Specifically, in the last couple of years, athletes are noticing better running times and improved performance, as well as feeling better during their activities which the attribute to the integration of strength training into their routine. Strength training is also important for beginners and amateurs too because it builds muscle and sculpts as well as burns more calories, it’s also called strength training for a reason! For those who are looking for a long-term solution to injury prevention, strength training is important. Here’s some more about it.
What is strength training?
Is basically muscle building (for lack of a better way of putting it). This is done by either repeatedly performing exercises with weights (e.g deadlifts, bicep curls) or performing exercising using your own body weight as resistance (e.g squats, lunges, plank, press-ups). In a lot of instances, these can be combined for more advanced training (E.g weighted squats, weighted lunges)
What are the benefits?
- Increases strength – for example in running doing squats will strengthen quads, glutes and hips which improves efficiency, speed and leg turnover.
- Reduces injury risk – in the case of netball (which is a high impact sport) strengthening muscles can reduce degradation of joints due to impact.
- Fat burning – fundamentally muscles burn more calories – they have to maintain themselves. it’s a well know fact that cardio burns fat today and strength training burns fat tomorrow. Studies show that those who strength train as part of a routine are more likely to keep weight off than those who don’t

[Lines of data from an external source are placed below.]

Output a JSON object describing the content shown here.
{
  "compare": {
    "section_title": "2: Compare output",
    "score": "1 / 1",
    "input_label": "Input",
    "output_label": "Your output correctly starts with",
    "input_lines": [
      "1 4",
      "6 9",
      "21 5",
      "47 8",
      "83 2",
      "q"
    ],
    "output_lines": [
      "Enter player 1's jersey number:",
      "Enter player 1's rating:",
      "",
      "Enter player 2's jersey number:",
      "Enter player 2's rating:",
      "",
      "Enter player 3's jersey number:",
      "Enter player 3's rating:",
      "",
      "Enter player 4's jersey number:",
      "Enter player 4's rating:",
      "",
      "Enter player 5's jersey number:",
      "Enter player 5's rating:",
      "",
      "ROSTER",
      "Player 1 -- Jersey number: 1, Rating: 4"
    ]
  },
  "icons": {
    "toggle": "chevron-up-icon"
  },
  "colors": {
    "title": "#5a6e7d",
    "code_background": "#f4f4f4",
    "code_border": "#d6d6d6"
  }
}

It takes a lot to “bulk up” a lot of people are concerned that they will end up being “too big” but I can assure you that it’s not an accident that people with big muscles have big muscles, they work hard (too hard for me) and they are very strict with their diets! it is very very unlikely that adding a few weights to your routine will turn you into the hulk. You will gain some definition but that will depend on the weight sizes you use, the reps and the frequency (among other factors) that you add strength training.
It is worth a mention that health and safety- wise you should lift weights with proper form and not to use weights above your limit. Since I don’t increase my weight sizes, I use 1 – 2kg dumbells for dynamic (moving) strength moves and 4 – 6kg dumbells for static moves but I have built up to this. I also use a weighted hula hoop and used this Livestrong guide on what size weights you should use for beginner female lifters to give me a good starting point. Net Doctor also has a beginners guide to weight training which helped me to stay say in the early stages and both are reputable sources. Be wary online of form because weight training without proper form is a fast-track to injury.
Weights can also be incorporated into running programs to add variation e.g. ankle, wrist weights or a weighted backpack are to strengthen running specific muscles or in hill training. Be wary about doing this however because it increases the impact on the lower joints whilst running so some training needs to be done before this is incorporated and you should definitely build up.